$34.5 million spent on Facebook virtual goods?
At a rapid pace, Facebook is making money from those $1 virtual gifts, which may account for a shockingly high 10 percent of revenue. Maybe one day, goods will outshine advertising.
The short answer: based on different calculations, between $28,500,000 and $43,500,000 in annual Facebook gift sales, with an average of about $34,500,000.
Not surprisingly, the majority of the gifts are more drive-by than they are purposely chosen.
The vast majority of Facebook gifts are bought from the first screen of gifts in the directory--almost 80 percent of the total sales come from the group of the first 20 gifts. This points to the self-reinforcing nature of popularity (the crowdiness of crowds rather than the wisdom of crowds) when popularity data is made public.
I have to hand it to Facebook for making this absurd gifting a lucrative part of the social-networking norm. I wonder if the people who buy $1 virtual gifts would also buy $1 physical gifts.
Estimates put Facebook revenue between $300 million and $350 million in 2008, meaning that virtual-good sales would account for a shockingly high 10 percent of revenue.

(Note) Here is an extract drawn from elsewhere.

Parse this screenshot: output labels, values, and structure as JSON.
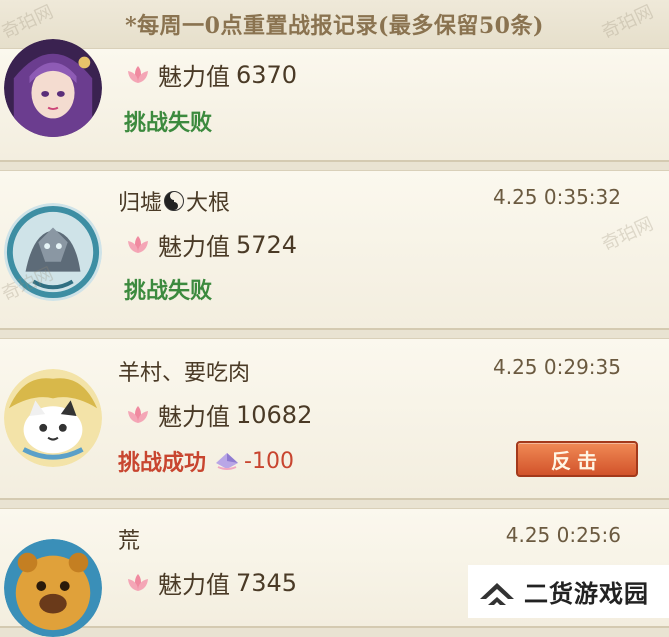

Disclosure: Jeremy Liew's venture capital firm is an investor in my company.